The cold fronts rolling in next week will drop water temperatures to the mid to upper 70s at night and will fire up the bite inshore and offshore. Snook fishing is on fire with these cooler nights. We have been finding them around and up the major rivers, creeks and residential docks. A ton of smaller snook are mixed in with some overslot snook. The best bait is still a scaled sardine or whitebait, with a white 4-inch jerk bait coming in second. Redfishing is just starting to get better on the flats.
With fall just around the corner, we're starting to see fish move up on the flats, getting ready for their winter patterns as we start fishing later during the day. Snook, redfish, trout and many more species are roaming around the flats and bay area reefs. Reefs and wrecks are holding a lot of mackerel, mango snapper and some keeper grouper this time of year and will be over the next few months.
The summer air temperature is still in the upper 80s and low 90s during the day, but nightly temps in the 70s means fall Tampa Bay fishing is right around the corner. With snook still on the area beaches and passes, you would think we are more in a summer pattern, but their biological clock is telling them to start moving to the fall spots like the back side of Weedon Island or residential docks.
Muck Rack makes it simple to find people, tweets, or articles that mention any name, keyword, company, hashtag etc. We've compiled this guide to help you make the most of your search.

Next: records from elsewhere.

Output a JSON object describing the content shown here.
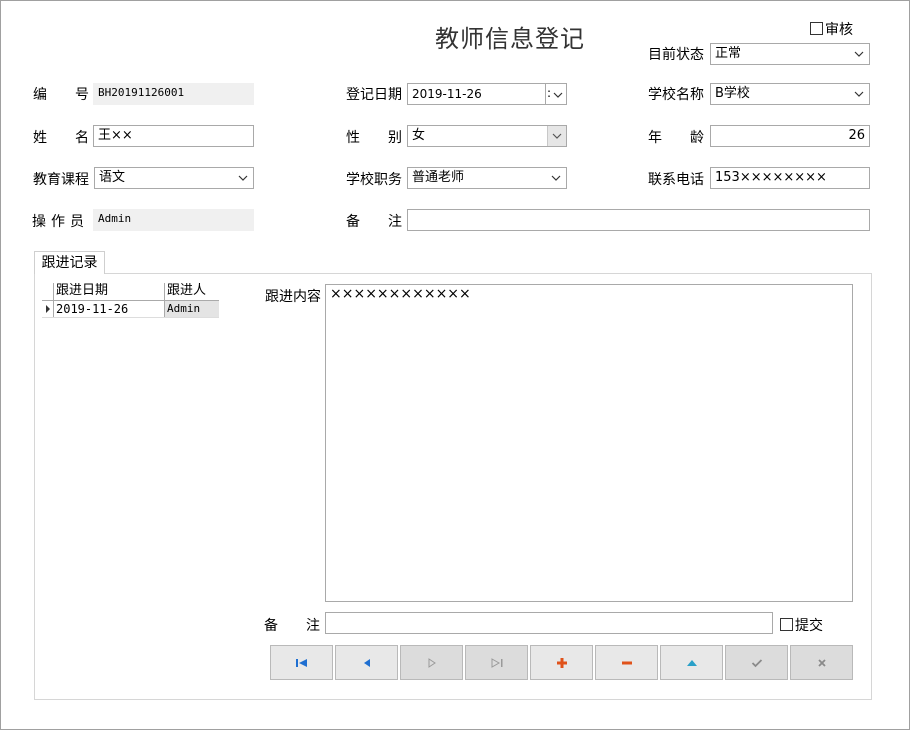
{
  "title": "教师信息登记",
  "audit": {
    "label": "审核",
    "checked": false
  },
  "status": {
    "label": "目前状态",
    "value": "正常"
  },
  "fields": {
    "number": {
      "label1": "编",
      "label2": "号",
      "value": "BH20191126001"
    },
    "reg_date": {
      "label": "登记日期",
      "value": "2019-11-26"
    },
    "school_name": {
      "label": "学校名称",
      "value": "B学校"
    },
    "name": {
      "label1": "姓",
      "label2": "名",
      "value": "王××"
    },
    "gender": {
      "label1": "性",
      "label2": "别",
      "value": "女"
    },
    "age": {
      "label1": "年",
      "label2": "龄",
      "value": "26"
    },
    "course": {
      "label": "教育课程",
      "value": "语文"
    },
    "duty": {
      "label": "学校职务",
      "value": "普通老师"
    },
    "phone": {
      "label": "联系电话",
      "value": "153××××××××"
    },
    "operator": {
      "label1": "操",
      "label2": "作",
      "label3": "员",
      "value": "Admin"
    },
    "remark": {
      "label1": "备",
      "label2": "注",
      "value": ""
    }
  },
  "followup": {
    "tab_label": "跟进记录",
    "columns": [
      "跟进日期",
      "跟进人"
    ],
    "rows": [
      {
        "date": "2019-11-26",
        "person": "Admin"
      }
    ],
    "content_label": "跟进内容",
    "content_value": "××××××××××××",
    "remark_label1": "备",
    "remark_label2": "注",
    "remark_value": "",
    "submit": {
      "label": "提交",
      "checked": false
    }
  },
  "nav_buttons": [
    {
      "name": "first-record",
      "icon": "first-icon",
      "color": "#1f6fd1"
    },
    {
      "name": "prev-record",
      "icon": "prev-icon",
      "color": "#1f6fd1"
    },
    {
      "name": "next-record",
      "icon": "next-icon",
      "color": "#9a9a9a"
    },
    {
      "name": "last-record",
      "icon": "last-icon",
      "color": "#9a9a9a"
    },
    {
      "name": "add-record",
      "icon": "plus-icon",
      "color": "#e0521a"
    },
    {
      "name": "delete-record",
      "icon": "minus-icon",
      "color": "#e0521a"
    },
    {
      "name": "edit-record",
      "icon": "up-icon",
      "color": "#2aa0c8"
    },
    {
      "name": "post-record",
      "icon": "check-icon",
      "color": "#8a8a8a"
    },
    {
      "name": "cancel-record",
      "icon": "cross-icon",
      "color": "#8a8a8a"
    }
  ]
}
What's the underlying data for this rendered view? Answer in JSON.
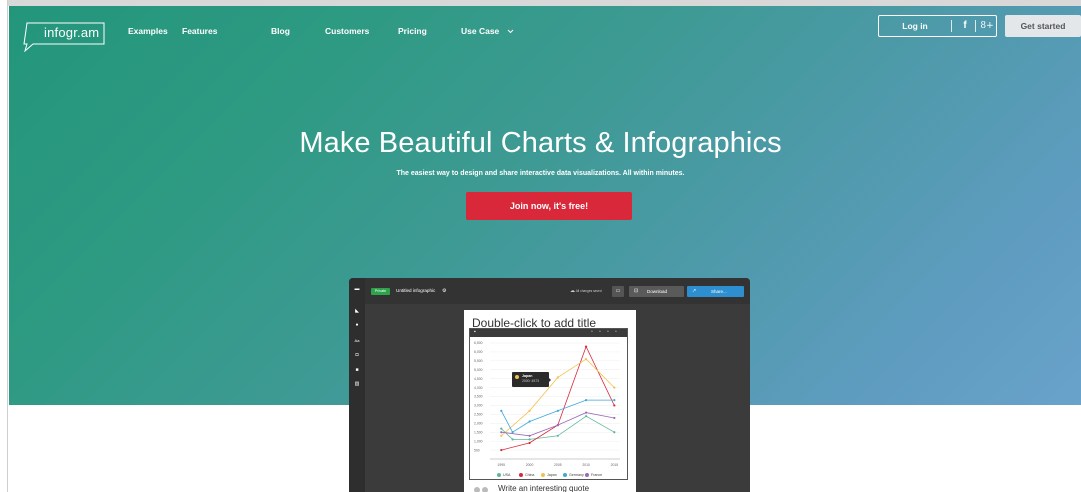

Selecting a term
Start searching tweets, articles from media outlets, articles mentioned in tweets, journalists'
names, titles and bios with some suggested searches:
Companies or Topics (e.g. iPhone, Microsoft)
Phrases (e.g. "cloud computing") — use quotes to keep the terms together
Twitter handles (e.g. @username) — returns those who have mentioned or replied to
Names (e.g. "David Pogue")
Hashtags (e.g. #sxsw, #london2012)
Bio details (e.g. vegan, Olympics, father)
Muck Rack's Advanced Search allows for many boolean operators.
Find results that mention multiple specified terms, use AND or
+. For example, ensure each result contains both Elon Musk and Mark Zuckerberg by
searching Musk AND Zuckerberg or Musk + Zuckerberg.
Use the operators OR or , to broaden your search when you'd like either of
multiple terms to appear in results. (This is the default behavior of our search when no operators
are used). For example, results will contain either cake or cookie by searching cake OR cookie or cake,cookie
Use NOT or - to subtract results from your search. For
example, searching Disney will yield results about the Walt Disney Company as well as Walt Disney
World Resort. To exclude mentions of Disney World, search for Disney -World or Disney
When using one of these operators with a phrase, enclose it in quotation marks. For example, you can
find results about smartphones excluding Apple's iPhone 4S by searching smartphone -"iPhone
Exact case matching or punctuation
If you're searching for a brand name or keyword that relies on specific punctuation marks or capitalization, you can
find results that match your exact query by adding matchcase: before the keyword you're searching for, like matchcase:E*TRADE .
Use parentheses to separate multiple
boolean phrases. For example, to find journalists talking about having fun in Disney World or
Disneyland, search for ("disney world" OR disneyland) AND fun.
An asterisk can be used to search for any variation of a root word truncated by the asterisk. For example, searching for admin* will return results for administrator, administration, administer, administered, etc.
A near operator is an AND operator where you can control the distance between the words. You can vary the distance the near operation uses by adding a forward slash and number (between 0-99) such as strawberries NEAR/10 "whipped cream", which means the strawberries must exist within 10 words of "whipped cream".